I can’t imagine why any client would pay out hundreds of thousands of dollars to have an innocent person killed by 47. Anyone who has a contract on their head has most likely done something to get on someone’s bad side.
Being innocent, and not getting one someone’s bad side is not mutually exclusive.
This is a flaw in the argument I see all the time and no one ever calls it out for some reason.
Yes, 47 is a badass assassin and Jimbo Jackson wouldn’t hire him to kill his cheating wife or something.
But the assumption that “innocent people can never be well guarded, and not have a hit that requires an elite assassin like 47” is downright idiotic.
You can be innocent and still get on someone’s bad side. I’m not the best writer so maybe I can’t think of a great example, but I’m sure that someone in a game studio would have no problem with this.
Example: Think of some giant celebrity do-gooder like Elon Musk but more focused on science and environmentalism. Invents some crazy-ass innovation that will make cars not need gas anymore. Let’s call him Telon Fusk.
This pisses off some rich-as-fuck Saudi Prince who makes his money from oil. And they know that Telon Fusk is heavily guarded and constantly has cameras and paparazzi on him, so a direct hit will just create chaos. SO…they hire the world’s most elite assassin to kill him stealthily and not draw any attention.
Solution: play contracts.

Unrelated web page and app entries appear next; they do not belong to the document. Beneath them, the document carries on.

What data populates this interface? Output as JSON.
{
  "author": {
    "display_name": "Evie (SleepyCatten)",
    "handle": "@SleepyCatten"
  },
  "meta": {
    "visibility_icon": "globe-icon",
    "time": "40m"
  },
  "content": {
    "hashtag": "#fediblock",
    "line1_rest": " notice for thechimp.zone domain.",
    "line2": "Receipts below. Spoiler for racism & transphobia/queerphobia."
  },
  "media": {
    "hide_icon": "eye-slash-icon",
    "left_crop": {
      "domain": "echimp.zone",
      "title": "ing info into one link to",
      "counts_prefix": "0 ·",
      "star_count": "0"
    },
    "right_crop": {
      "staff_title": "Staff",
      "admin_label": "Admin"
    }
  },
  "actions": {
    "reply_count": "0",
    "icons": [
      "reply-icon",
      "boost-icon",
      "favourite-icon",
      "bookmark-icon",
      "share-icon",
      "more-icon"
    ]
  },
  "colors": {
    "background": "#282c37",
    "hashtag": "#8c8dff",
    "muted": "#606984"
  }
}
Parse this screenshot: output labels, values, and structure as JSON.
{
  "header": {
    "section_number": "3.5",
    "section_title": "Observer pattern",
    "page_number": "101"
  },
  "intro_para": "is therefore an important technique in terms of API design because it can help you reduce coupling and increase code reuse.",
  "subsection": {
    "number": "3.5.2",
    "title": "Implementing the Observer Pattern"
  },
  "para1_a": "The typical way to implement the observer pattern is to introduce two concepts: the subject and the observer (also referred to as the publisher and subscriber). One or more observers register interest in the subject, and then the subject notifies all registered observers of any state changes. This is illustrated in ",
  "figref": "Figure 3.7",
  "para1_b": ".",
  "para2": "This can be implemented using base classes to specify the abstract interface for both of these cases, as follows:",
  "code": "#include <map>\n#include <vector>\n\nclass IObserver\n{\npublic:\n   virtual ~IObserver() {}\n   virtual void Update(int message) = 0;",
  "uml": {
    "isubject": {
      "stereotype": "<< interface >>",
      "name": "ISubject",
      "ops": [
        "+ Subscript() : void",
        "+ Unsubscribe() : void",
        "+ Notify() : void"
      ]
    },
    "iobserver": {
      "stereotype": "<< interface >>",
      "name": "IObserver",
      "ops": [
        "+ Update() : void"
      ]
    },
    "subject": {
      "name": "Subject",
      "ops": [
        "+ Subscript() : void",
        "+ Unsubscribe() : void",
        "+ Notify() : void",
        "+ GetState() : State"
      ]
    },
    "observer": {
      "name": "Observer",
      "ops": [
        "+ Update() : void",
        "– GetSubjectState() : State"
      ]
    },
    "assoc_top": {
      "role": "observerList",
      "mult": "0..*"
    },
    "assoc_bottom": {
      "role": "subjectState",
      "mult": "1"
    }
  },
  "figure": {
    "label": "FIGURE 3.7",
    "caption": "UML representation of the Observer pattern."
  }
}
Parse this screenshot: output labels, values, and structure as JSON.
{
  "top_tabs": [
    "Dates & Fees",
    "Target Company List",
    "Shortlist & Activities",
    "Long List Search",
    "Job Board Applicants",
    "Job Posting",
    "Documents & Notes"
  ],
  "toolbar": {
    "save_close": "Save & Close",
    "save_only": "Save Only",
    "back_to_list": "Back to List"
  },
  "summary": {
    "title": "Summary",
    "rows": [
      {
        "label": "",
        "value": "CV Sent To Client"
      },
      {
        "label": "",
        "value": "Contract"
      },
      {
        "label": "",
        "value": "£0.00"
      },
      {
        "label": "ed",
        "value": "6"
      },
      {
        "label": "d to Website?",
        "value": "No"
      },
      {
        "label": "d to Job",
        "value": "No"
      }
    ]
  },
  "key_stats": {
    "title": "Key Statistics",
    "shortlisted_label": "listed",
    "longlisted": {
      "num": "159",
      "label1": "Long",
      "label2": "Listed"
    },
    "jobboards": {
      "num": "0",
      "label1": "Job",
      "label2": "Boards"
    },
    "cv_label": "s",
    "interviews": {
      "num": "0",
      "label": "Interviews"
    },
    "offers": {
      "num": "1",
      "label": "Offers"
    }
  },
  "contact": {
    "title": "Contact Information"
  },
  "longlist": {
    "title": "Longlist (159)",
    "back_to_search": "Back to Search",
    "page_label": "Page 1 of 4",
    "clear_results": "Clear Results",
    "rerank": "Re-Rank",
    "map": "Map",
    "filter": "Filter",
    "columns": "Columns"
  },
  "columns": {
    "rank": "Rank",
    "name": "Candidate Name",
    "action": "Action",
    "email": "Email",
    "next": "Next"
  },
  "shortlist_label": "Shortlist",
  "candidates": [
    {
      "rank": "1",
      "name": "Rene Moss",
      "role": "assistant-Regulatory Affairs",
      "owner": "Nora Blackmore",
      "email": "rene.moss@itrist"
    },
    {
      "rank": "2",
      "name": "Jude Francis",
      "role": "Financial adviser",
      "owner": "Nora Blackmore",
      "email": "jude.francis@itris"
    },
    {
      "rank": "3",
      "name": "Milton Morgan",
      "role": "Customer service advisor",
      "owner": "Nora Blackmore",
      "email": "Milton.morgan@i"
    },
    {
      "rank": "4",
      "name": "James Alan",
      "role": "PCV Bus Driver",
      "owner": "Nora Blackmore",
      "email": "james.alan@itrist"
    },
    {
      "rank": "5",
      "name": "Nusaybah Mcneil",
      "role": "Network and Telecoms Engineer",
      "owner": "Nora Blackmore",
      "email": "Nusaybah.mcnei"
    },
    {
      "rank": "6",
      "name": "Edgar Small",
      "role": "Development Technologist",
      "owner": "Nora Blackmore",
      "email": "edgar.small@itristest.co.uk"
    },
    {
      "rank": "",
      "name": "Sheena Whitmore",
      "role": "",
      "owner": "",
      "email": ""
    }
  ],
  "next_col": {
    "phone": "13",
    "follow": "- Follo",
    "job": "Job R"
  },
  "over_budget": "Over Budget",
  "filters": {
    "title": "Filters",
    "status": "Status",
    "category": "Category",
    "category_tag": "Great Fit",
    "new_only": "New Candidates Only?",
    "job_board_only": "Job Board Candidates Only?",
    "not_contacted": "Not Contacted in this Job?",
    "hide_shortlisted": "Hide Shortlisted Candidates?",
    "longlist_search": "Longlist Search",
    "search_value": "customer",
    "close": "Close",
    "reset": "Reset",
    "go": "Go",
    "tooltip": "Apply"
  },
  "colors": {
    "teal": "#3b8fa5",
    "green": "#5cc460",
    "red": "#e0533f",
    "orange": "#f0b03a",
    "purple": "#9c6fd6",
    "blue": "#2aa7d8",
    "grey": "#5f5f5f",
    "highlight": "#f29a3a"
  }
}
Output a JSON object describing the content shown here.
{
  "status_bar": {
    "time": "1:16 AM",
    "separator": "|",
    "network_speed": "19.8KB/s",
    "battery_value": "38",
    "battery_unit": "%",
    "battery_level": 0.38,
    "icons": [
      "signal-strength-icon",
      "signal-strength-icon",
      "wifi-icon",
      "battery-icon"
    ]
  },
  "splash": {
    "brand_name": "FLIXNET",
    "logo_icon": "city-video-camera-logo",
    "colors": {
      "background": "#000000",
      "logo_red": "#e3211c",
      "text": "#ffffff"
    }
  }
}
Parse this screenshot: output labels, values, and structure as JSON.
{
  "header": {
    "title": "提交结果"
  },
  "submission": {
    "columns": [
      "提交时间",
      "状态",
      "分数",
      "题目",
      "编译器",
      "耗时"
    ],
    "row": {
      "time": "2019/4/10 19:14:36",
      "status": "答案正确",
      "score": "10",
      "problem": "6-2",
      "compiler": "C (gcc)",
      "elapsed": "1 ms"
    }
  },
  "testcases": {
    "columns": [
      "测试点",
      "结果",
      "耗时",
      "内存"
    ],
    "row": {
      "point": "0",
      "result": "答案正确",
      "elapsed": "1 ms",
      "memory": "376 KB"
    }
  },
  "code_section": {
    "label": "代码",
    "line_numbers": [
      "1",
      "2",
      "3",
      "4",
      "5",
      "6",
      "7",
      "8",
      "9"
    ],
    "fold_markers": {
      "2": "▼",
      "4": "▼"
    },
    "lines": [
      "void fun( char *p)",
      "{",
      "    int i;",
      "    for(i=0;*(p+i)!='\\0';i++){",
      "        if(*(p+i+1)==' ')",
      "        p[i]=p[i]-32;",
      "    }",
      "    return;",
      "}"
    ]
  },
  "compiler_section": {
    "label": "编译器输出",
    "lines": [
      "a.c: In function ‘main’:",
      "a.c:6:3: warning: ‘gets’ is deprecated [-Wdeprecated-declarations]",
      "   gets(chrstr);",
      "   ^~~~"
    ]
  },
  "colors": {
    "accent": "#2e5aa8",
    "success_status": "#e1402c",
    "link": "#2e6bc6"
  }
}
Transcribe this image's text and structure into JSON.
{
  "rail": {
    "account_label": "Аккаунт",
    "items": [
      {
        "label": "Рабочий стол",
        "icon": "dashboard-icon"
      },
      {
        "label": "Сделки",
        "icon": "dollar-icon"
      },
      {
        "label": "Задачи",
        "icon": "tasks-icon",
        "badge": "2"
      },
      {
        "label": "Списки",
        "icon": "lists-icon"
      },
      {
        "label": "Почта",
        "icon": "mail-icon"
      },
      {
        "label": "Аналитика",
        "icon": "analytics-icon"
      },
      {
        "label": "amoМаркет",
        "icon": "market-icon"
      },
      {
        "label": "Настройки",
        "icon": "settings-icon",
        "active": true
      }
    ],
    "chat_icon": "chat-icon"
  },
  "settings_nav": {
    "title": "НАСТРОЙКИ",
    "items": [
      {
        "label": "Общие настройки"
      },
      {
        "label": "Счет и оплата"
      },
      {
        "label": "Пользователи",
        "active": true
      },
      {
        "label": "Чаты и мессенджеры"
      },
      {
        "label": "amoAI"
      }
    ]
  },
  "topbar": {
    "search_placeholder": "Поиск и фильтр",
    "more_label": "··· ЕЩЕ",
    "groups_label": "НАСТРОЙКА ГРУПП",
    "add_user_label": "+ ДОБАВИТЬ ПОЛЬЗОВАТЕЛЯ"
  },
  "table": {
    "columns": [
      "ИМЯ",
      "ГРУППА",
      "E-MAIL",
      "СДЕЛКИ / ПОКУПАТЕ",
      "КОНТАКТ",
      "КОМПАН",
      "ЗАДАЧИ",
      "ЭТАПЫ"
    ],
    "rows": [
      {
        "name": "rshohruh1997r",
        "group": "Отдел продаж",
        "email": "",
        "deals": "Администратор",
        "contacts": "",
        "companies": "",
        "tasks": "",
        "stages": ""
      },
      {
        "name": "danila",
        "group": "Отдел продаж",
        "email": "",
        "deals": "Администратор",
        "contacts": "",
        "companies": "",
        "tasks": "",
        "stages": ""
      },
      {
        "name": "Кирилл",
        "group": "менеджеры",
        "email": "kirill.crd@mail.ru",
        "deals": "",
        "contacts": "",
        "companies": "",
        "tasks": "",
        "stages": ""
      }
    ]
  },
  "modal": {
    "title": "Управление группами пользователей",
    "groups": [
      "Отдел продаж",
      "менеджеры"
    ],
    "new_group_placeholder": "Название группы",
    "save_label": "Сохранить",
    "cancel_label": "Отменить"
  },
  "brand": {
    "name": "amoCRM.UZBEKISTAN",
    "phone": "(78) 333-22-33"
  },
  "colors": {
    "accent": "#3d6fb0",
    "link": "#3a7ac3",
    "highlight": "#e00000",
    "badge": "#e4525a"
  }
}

Player-made content doesn’t count. Lel.
@eeefaa I think it could really work well. But it would raise one of a few age-old arguments that have never been settled in gaming.
Should games be “morally good”?
In other words, are games allowed to ask the player to do morally reprehensible things?
In practically every AAA game out there, you are playing as a “good guy”. The only one where it’s obviously not the case is GTA. But that is so zany and ridiculous, it doesn’t count.
In GTA, you can mow down innocent people but that’s not the point of the game. It’s just a by-product of an open-world game design. Canonically, the most evil thing GTA has ever asked the player to do is gun down innocent police officers. Literally everyone else you kill in a GTA game is a mobster or hired gun or tied to organized crime in some way and thus “bad”.
And of course there a bunch of indie sidescrollers and pixelly games. But those are irrelevant here.
I’m talking about a game that captures gritty, realistic, moral-less killing and present it in an adult tone. The only examples I can think of are Manhunt, and Hatred. And look how fucking controversial those were…
I’ve had this debate a fuckton of times on numerous forums and it can really be quite engaging if you go about it properly with the right people.
Are games an art-form, and thus should be limitless in their design and execution? Or is it justifiable to “hold back” games from truly expressing themselves by limiting them to the confines of taste and societal morals?
Imagine a game where you are legitimately playing as Ted Bundy or Albert Fish. Hitman gameplay. Stalking out an area, finding out how to kidnap a target, then you see a cutscene where you drive him to a secluded shack and torture/murder him/her? Would a game like that be “allowed” to exist?